Would you restate the data exactly as given?

#### Data records:
—————
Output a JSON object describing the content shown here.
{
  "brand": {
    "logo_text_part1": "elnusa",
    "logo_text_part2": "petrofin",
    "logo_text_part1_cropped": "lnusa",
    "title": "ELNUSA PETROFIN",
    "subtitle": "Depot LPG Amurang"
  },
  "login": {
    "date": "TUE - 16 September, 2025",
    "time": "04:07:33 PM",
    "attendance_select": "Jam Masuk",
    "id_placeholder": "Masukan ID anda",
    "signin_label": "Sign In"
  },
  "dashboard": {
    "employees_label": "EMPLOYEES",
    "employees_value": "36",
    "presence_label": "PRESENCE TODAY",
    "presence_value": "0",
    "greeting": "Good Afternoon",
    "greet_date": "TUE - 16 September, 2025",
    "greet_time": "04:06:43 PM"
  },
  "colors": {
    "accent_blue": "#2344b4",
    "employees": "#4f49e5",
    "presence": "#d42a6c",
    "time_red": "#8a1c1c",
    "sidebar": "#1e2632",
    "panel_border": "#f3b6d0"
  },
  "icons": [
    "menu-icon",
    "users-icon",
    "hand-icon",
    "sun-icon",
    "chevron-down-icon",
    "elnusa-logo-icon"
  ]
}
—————
#### Written answer:
Output a JSON object describing the content shown here.
{
  "brand": {
    "logo_text_part1": "elnusa",
    "logo_text_part2": "petrofin",
    "logo_text_part1_cropped": "lnusa",
    "title": "ELNUSA PETROFIN",
    "subtitle": "Depot LPG Amurang"
  },
  "login": {
    "date": "TUE - 16 September, 2025",
    "time": "04:07:33 PM",
    "attendance_select": "Jam Masuk",
    "id_placeholder": "Masukan ID anda",
    "signin_label": "Sign In"
  },
  "dashboard": {
    "employees_label": "EMPLOYEES",
    "employees_value": "36",
    "presence_label": "PRESENCE TODAY",
    "presence_value": "0",
    "greeting": "Good Afternoon",
    "greet_date": "TUE - 16 September, 2025",
    "greet_time": "04:06:43 PM"
  },
  "colors": {
    "accent_blue": "#2344b4",
    "employees": "#4f49e5",
    "presence": "#d42a6c",
    "time_red": "#8a1c1c",
    "sidebar": "#1e2632",
    "panel_border": "#f3b6d0"
  },
  "icons": [
    "menu-icon",
    "users-icon",
    "hand-icon",
    "sun-icon",
    "chevron-down-icon",
    "elnusa-logo-icon"
  ]
}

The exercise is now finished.